"Is economic history in decline?" Like all the best academic conference session titles it invited the response "It all depends what you mean by . .."
Any such debate tends to have hints of the dinosaurs gathering to discuss their impending demise. But a fair number of dinosaurs massed for the final afternoon of the International Congress of Historical Sciences here last week - a time when most participants have succumbed to fatigue.
Using popularity as the measure of progress or decline Patrick O'Brien, director of the Institute of Historical Research, London, took a gloomy view. He cited declining interest at undergraduate level and a falling number of professors. The future did not look promising either: "When I talk to young people I see little evidence they are excited by economic history in the way they are in the new cultural history. I get the impression our subject is regarded as difficult and rather tedious."
Quoting participation figures, Paola Subbachi of Bocconi University, Milan, suggested the balance of the discipline was changing, with Japan, China and Australasia making up for the decline among West Europeans.
China certainly put the concept of unpopularity into context. Huan Zhu of Northeast Normal University, Changchun, said: "Some monographs have only small readerships - maybe only 2,500", drawing titters from those accustomed to regarding 500 as a decent readership. Amusement redoubled as he pointed out that "other papers are really only read by their authors" - a state of affairs recognisable to all.
But if there is a loss of popularity, what do you do about it? Joel Makyr of Northwestern University, Chicago - evidently an exponent of that city's fast-talking good humour - had one answer: "The enemy of economic history is boredom. Unlike mathematical economists we can't prove anything. Unlike historians we can't write the definitive work on something. And that's our asset - controversy keeps economic history alive."
All of which assumes that being popular has some virtue. Gabriel Tortolla of the University of Alcala de Henares, Spain, and president of the International Economic History Association, felt there was a trade-off between popularity and academic achievement. "What is achieved at the expense of popularity is high-grade social science, and we have made the right choice. Work being done at the moment in economic history will endure, while much of what historians are doing, much of which is frivolous, will be forgotten in a generation."

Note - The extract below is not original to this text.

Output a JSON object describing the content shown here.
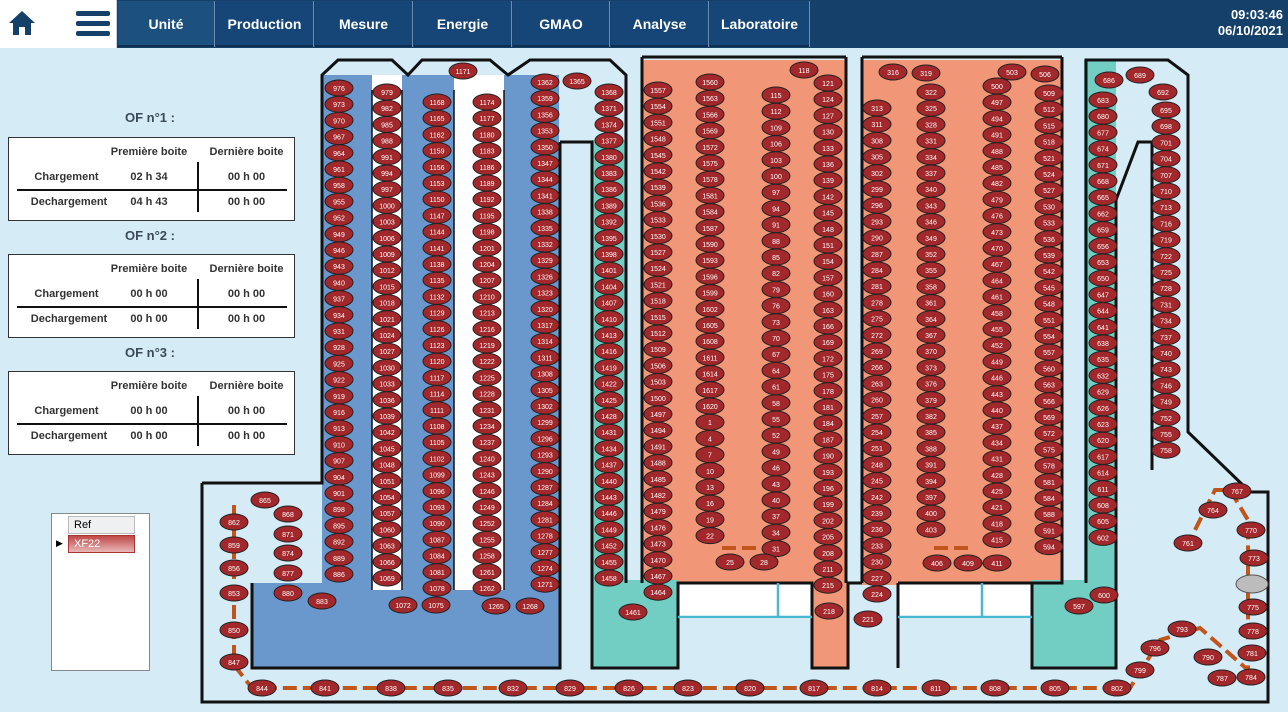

But anyone seeking evidence that you can be interesting and academically serious need only have waited for Professor Makyr's second contribution, in which he pointed to the controversies giving the subject vitality: "We are seeing the rediscovery of institutions and a growth in extra-market activity, with a rejection of static equilibrium models and challenges to the simplistic view that the market does everything". It was hard to escape the conclusion that what economic history really needs are more practitioners with Professor Makyr's sharpness and humour.

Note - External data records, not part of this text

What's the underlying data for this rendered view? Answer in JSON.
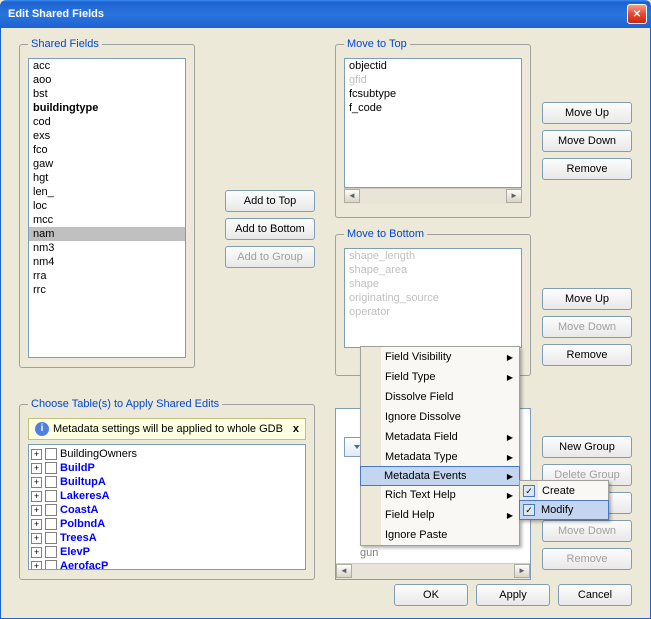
{
  "window": {
    "title": "Edit Shared Fields"
  },
  "shared_fields": {
    "legend": "Shared Fields",
    "items": [
      "acc",
      "aoo",
      "bst",
      "buildingtype",
      "cod",
      "exs",
      "fco",
      "gaw",
      "hgt",
      "len_",
      "loc",
      "mcc",
      "nam",
      "nm3",
      "nm4",
      "rra",
      "rrc"
    ],
    "bold_index": 3,
    "selected_index": 12
  },
  "add_buttons": {
    "top": "Add to Top",
    "bottom": "Add to Bottom",
    "group": "Add to Group"
  },
  "move_top": {
    "legend": "Move to Top",
    "items": [
      "objectid",
      "gfid",
      "fcsubtype",
      "f_code"
    ],
    "gray_idx": [
      1
    ]
  },
  "move_bottom": {
    "legend": "Move to Bottom",
    "items": [
      "shape_length",
      "shape_area",
      "shape",
      "originating_source",
      "operator"
    ],
    "gray_idx": [
      0,
      1,
      2,
      3,
      4
    ]
  },
  "right1": {
    "up": "Move Up",
    "down": "Move Down",
    "remove": "Remove"
  },
  "right2": {
    "up": "Move Up",
    "down": "Move Down",
    "remove": "Remove"
  },
  "right3": {
    "new": "New Group",
    "delete": "Delete Group",
    "up": "Move Up",
    "down": "Move Down",
    "remove": "Remove"
  },
  "groups": {
    "item_frag": "gun"
  },
  "choose": {
    "legend": "Choose Table(s) to Apply Shared Edits",
    "info": "Metadata settings will be applied to whole GDB",
    "items": [
      {
        "label": "BuildingOwners",
        "plain": true
      },
      {
        "label": "BuildP"
      },
      {
        "label": "BuiltupA"
      },
      {
        "label": "LakeresA"
      },
      {
        "label": "CoastA"
      },
      {
        "label": "PolbndA"
      },
      {
        "label": "TreesA"
      },
      {
        "label": "ElevP"
      },
      {
        "label": "AerofacP"
      }
    ]
  },
  "ctx": {
    "items": [
      {
        "label": "Field Visibility",
        "sub": true
      },
      {
        "label": "Field Type",
        "sub": true
      },
      {
        "label": "Dissolve Field"
      },
      {
        "label": "Ignore Dissolve"
      },
      {
        "label": "Metadata Field",
        "sub": true
      },
      {
        "label": "Metadata Type",
        "sub": true
      },
      {
        "label": "Metadata Events",
        "sub": true,
        "hover": true
      },
      {
        "label": "Rich Text Help",
        "sub": true
      },
      {
        "label": "Field Help",
        "sub": true
      },
      {
        "label": "Ignore Paste"
      }
    ],
    "sub": [
      {
        "label": "Create",
        "checked": true
      },
      {
        "label": "Modify",
        "checked": true,
        "hover": true
      }
    ]
  },
  "dlg": {
    "ok": "OK",
    "apply": "Apply",
    "cancel": "Cancel"
  }
}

END SEA /EADL/SLUG:whitekp-1 FROM:disk1/supps/thes/15.04.1HM.TXY EDITION: PAGE:4 NAME:Joanne SOURCE:The Times Higher Education Supplement ISSUE:1193 DATE:15 September 1995 COPYRT: KEYWORDS: HEADLINE:Rose slams film and TV portrayal of scientists;Steven Rose BYLINE:Kam Patel SECTION:Home news STORY: Biologist Steven Rose will next week attack cinema and television representation of scientists as naive and damaging to the profession.
He will argue in the annual BBC/Open University lecture at the Museum of the Moving Image that visual media rarely enable the viewer to share in the inner workings of science, to understand how experiments are made, the limitations of technology and the struggle to extract meaning from data. "By failing to do this, cinema and television permit science to appear authoritarian rather than authoritative, leaving it curiously open to the critiques mounted by either social constructionists or the new age and anti-science movements."

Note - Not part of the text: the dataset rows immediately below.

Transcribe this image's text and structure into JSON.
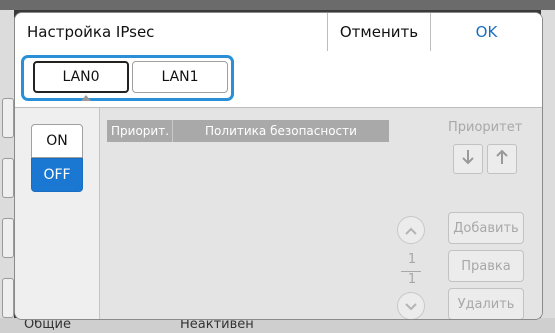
{
  "dialog": {
    "title": "Настройка IPsec",
    "cancel_label": "Отменить",
    "ok_label": "OK"
  },
  "lan_tabs": [
    {
      "label": "LAN0",
      "selected": true
    },
    {
      "label": "LAN1",
      "selected": false
    }
  ],
  "ipsec_toggle": {
    "on_label": "ON",
    "off_label": "OFF",
    "selected": "OFF"
  },
  "policy_table": {
    "columns": [
      "Приорит.",
      "Политика безопасности"
    ],
    "rows": []
  },
  "priority": {
    "label": "Приоритет",
    "down_icon": "arrow-down-icon",
    "up_icon": "arrow-up-icon"
  },
  "actions": {
    "add_label": "Добавить",
    "edit_label": "Правка",
    "delete_label": "Удалить"
  },
  "pagination": {
    "current": "1",
    "total": "1"
  },
  "background": {
    "partial_left": "Общие",
    "partial_center": "Неактивен"
  },
  "colors": {
    "accent": "#1a78d2",
    "highlight": "#2a8fd6",
    "ok_text": "#1a6ec0",
    "disabled_text": "#a8a8a8",
    "table_header": "#a9a9a9"
  }
}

Professor Rose, director of the brain and behaviour research group at the OU, says visual media should make more of an effort to take "science out of the box" assigned to it by film-makers and show it to be an integral feature of 20th-century technoculture.
He will look at the changing image of scientists on film and will argue that before the second world war they were portrayed as harmless eccentrics with a line in laboratory explosions. With the war, they became unimaginably clever theoreticians like Einstein or boffins who invented smart devices to help with the war effort.
Later Quatermass and Dr Who presented questionable images. "The scientist in such fictions is a man of authority, outwitting bumbling bureaucrats, but above all with a glamorous dumb female sidekick."
Professor Rose singles out two postwar movies, Dr Strangelove and The Man in the White Suit, as transcending these simplicities. "In their separate ways these make clear the driving forces of modern science: the military and the search for profit and its overwhelming masculinity."